**** Information given ****

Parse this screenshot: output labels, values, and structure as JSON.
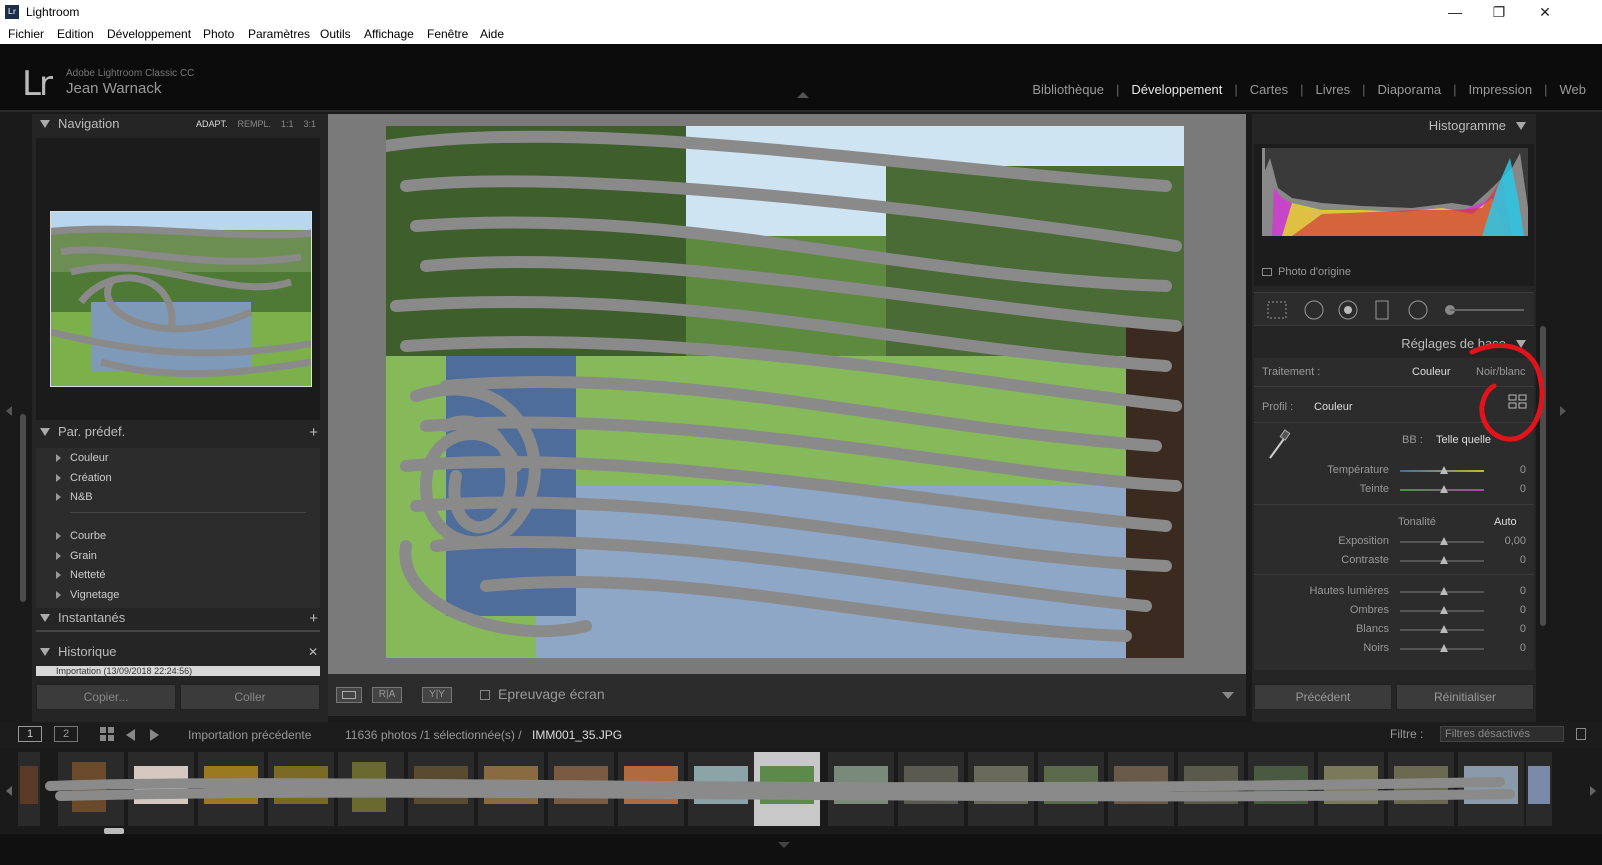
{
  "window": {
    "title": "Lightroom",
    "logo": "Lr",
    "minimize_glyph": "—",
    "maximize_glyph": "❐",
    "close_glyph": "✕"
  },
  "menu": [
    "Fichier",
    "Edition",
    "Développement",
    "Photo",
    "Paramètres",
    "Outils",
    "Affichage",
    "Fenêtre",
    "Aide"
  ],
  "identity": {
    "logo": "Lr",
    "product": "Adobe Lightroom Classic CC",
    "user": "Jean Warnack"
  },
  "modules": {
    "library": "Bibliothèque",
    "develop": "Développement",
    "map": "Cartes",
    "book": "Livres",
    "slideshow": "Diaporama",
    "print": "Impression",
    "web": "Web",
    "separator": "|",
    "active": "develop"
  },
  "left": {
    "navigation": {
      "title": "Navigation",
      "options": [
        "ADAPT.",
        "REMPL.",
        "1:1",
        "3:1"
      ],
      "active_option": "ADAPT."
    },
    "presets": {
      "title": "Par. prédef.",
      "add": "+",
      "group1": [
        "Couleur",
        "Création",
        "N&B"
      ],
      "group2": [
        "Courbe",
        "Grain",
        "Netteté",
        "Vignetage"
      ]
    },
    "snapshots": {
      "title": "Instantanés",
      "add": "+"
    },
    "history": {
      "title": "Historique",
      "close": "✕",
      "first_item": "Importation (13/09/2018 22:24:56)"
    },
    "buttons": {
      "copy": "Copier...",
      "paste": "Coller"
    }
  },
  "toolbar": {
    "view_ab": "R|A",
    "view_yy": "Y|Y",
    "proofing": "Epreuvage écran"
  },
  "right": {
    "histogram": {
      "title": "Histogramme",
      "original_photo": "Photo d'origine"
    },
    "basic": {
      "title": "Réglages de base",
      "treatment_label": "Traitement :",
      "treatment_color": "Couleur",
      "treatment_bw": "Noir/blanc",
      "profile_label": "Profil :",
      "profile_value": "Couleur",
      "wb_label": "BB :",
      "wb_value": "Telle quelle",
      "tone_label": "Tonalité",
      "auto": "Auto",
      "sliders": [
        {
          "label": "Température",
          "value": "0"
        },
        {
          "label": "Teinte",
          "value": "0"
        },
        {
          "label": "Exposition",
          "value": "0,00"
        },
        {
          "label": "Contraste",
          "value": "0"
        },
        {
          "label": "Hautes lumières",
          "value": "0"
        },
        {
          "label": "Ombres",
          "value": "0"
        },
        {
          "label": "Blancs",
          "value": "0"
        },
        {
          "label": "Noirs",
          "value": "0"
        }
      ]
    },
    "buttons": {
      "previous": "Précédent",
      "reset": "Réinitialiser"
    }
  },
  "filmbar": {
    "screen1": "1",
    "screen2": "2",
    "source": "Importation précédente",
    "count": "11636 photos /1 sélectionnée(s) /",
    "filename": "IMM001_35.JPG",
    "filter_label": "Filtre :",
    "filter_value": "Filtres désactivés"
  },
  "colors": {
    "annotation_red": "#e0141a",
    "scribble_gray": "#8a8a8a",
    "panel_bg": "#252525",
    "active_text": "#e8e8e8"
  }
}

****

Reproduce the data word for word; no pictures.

Parse this screenshot: output labels, values, and structure as JSON.
{
  "window": {
    "title": "Lightroom",
    "logo": "Lr",
    "minimize_glyph": "—",
    "maximize_glyph": "❐",
    "close_glyph": "✕"
  },
  "menu": [
    "Fichier",
    "Edition",
    "Développement",
    "Photo",
    "Paramètres",
    "Outils",
    "Affichage",
    "Fenêtre",
    "Aide"
  ],
  "identity": {
    "logo": "Lr",
    "product": "Adobe Lightroom Classic CC",
    "user": "Jean Warnack"
  },
  "modules": {
    "library": "Bibliothèque",
    "develop": "Développement",
    "map": "Cartes",
    "book": "Livres",
    "slideshow": "Diaporama",
    "print": "Impression",
    "web": "Web",
    "separator": "|",
    "active": "develop"
  },
  "left": {
    "navigation": {
      "title": "Navigation",
      "options": [
        "ADAPT.",
        "REMPL.",
        "1:1",
        "3:1"
      ],
      "active_option": "ADAPT."
    },
    "presets": {
      "title": "Par. prédef.",
      "add": "+",
      "group1": [
        "Couleur",
        "Création",
        "N&B"
      ],
      "group2": [
        "Courbe",
        "Grain",
        "Netteté",
        "Vignetage"
      ]
    },
    "snapshots": {
      "title": "Instantanés",
      "add": "+"
    },
    "history": {
      "title": "Historique",
      "close": "✕",
      "first_item": "Importation (13/09/2018 22:24:56)"
    },
    "buttons": {
      "copy": "Copier...",
      "paste": "Coller"
    }
  },
  "toolbar": {
    "view_ab": "R|A",
    "view_yy": "Y|Y",
    "proofing": "Epreuvage écran"
  },
  "right": {
    "histogram": {
      "title": "Histogramme",
      "original_photo": "Photo d'origine"
    },
    "basic": {
      "title": "Réglages de base",
      "treatment_label": "Traitement :",
      "treatment_color": "Couleur",
      "treatment_bw": "Noir/blanc",
      "profile_label": "Profil :",
      "profile_value": "Couleur",
      "wb_label": "BB :",
      "wb_value": "Telle quelle",
      "tone_label": "Tonalité",
      "auto": "Auto",
      "sliders": [
        {
          "label": "Température",
          "value": "0"
        },
        {
          "label": "Teinte",
          "value": "0"
        },
        {
          "label": "Exposition",
          "value": "0,00"
        },
        {
          "label": "Contraste",
          "value": "0"
        },
        {
          "label": "Hautes lumières",
          "value": "0"
        },
        {
          "label": "Ombres",
          "value": "0"
        },
        {
          "label": "Blancs",
          "value": "0"
        },
        {
          "label": "Noirs",
          "value": "0"
        }
      ]
    },
    "buttons": {
      "previous": "Précédent",
      "reset": "Réinitialiser"
    }
  },
  "filmbar": {
    "screen1": "1",
    "screen2": "2",
    "source": "Importation précédente",
    "count": "11636 photos /1 sélectionnée(s) /",
    "filename": "IMM001_35.JPG",
    "filter_label": "Filtre :",
    "filter_value": "Filtres désactivés"
  },
  "colors": {
    "annotation_red": "#e0141a",
    "scribble_gray": "#8a8a8a",
    "panel_bg": "#252525",
    "active_text": "#e8e8e8"
  }
}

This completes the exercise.